▶ **Task instructions**
In the entries below, find the lines that contain the word "util" and copy them.
--- START ---
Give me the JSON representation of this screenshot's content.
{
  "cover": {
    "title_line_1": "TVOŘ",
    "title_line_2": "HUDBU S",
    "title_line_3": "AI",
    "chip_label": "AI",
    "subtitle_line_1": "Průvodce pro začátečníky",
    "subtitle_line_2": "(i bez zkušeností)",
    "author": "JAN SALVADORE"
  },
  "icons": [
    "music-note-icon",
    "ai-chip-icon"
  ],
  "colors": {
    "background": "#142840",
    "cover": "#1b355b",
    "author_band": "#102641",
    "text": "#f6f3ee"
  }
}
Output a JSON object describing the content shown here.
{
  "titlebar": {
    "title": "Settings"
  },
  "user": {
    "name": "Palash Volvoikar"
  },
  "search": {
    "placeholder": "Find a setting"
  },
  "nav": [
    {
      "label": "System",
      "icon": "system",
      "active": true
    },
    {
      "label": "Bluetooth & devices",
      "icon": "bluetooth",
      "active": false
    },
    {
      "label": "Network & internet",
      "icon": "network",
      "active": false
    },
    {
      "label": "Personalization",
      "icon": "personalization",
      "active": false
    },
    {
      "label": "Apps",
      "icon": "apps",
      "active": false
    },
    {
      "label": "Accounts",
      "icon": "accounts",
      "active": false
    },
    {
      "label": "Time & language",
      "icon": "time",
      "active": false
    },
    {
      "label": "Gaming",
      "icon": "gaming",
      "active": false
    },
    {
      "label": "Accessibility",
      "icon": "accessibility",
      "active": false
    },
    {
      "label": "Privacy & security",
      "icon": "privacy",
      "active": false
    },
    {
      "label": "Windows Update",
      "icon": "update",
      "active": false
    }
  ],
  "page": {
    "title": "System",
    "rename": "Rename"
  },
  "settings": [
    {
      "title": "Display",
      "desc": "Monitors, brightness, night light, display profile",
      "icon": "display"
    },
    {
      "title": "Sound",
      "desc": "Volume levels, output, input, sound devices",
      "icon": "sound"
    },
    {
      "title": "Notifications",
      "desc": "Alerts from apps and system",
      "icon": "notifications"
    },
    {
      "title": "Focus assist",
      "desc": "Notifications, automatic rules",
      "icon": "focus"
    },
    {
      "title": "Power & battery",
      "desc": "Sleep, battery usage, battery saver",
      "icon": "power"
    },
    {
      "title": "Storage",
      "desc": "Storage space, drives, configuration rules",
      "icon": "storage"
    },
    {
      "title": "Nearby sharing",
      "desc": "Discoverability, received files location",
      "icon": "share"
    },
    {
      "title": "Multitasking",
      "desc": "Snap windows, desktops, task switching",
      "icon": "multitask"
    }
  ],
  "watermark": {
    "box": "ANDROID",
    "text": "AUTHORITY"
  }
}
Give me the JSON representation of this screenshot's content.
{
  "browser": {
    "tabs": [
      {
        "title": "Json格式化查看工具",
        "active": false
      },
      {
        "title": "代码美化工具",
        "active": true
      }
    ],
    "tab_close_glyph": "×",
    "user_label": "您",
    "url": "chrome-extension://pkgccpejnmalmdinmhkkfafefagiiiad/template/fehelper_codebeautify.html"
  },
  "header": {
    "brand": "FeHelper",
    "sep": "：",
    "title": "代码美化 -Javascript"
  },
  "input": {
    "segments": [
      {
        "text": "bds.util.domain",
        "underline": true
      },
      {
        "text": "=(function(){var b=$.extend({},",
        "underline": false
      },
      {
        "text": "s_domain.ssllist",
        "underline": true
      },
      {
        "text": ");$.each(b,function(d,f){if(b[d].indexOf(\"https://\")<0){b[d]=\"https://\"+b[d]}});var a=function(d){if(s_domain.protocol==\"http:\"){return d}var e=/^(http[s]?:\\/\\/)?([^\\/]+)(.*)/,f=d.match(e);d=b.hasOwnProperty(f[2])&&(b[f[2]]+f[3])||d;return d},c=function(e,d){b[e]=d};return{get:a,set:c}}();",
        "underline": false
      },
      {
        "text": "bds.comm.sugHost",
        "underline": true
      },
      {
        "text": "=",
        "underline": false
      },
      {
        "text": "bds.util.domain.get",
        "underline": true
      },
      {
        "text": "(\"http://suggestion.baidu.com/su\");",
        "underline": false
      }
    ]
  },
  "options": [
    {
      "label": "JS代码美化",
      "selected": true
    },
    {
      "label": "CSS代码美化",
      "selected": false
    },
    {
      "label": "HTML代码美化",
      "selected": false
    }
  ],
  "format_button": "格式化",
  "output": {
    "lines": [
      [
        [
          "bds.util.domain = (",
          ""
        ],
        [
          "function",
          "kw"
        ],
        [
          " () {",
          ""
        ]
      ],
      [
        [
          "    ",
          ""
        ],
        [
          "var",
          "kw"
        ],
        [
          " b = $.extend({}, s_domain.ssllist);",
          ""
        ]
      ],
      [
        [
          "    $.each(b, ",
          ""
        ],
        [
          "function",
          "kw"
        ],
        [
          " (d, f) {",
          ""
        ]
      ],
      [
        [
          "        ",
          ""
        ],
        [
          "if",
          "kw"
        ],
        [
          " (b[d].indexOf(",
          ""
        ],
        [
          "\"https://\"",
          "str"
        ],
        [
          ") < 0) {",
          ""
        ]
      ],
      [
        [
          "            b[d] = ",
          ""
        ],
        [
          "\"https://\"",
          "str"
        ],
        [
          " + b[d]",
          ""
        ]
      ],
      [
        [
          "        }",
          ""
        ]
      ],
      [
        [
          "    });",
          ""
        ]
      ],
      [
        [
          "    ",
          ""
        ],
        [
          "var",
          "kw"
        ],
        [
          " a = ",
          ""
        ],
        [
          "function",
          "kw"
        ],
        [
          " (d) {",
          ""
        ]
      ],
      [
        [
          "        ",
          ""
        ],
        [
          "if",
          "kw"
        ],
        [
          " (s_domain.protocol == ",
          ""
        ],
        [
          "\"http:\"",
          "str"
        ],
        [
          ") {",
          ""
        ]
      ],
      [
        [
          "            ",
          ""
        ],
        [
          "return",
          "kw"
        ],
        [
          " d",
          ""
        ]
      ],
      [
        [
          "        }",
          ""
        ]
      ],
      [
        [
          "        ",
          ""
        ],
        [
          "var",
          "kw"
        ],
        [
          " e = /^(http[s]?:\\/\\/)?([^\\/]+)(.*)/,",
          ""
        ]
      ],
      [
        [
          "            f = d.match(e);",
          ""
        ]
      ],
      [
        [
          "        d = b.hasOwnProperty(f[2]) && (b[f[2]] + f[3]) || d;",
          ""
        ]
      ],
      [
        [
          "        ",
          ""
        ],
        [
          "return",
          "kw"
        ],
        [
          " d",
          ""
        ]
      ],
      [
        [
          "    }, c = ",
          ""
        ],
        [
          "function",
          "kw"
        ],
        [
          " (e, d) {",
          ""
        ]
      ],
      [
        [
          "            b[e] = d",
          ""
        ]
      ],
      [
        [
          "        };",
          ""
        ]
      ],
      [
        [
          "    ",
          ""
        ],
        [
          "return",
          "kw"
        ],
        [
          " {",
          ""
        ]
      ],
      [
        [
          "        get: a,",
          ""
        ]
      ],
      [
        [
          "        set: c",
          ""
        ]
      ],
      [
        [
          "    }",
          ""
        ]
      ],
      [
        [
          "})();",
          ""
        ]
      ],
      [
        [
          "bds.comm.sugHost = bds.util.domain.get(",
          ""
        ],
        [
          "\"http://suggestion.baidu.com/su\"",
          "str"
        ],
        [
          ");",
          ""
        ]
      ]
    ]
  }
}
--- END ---
▶ **Task answer**
        "text": "bds.util.domain",
        "text": "bds.util.domain.get",
          "bds.util.domain = (",
          "bds.comm.sugHost = bds.util.domain.get(",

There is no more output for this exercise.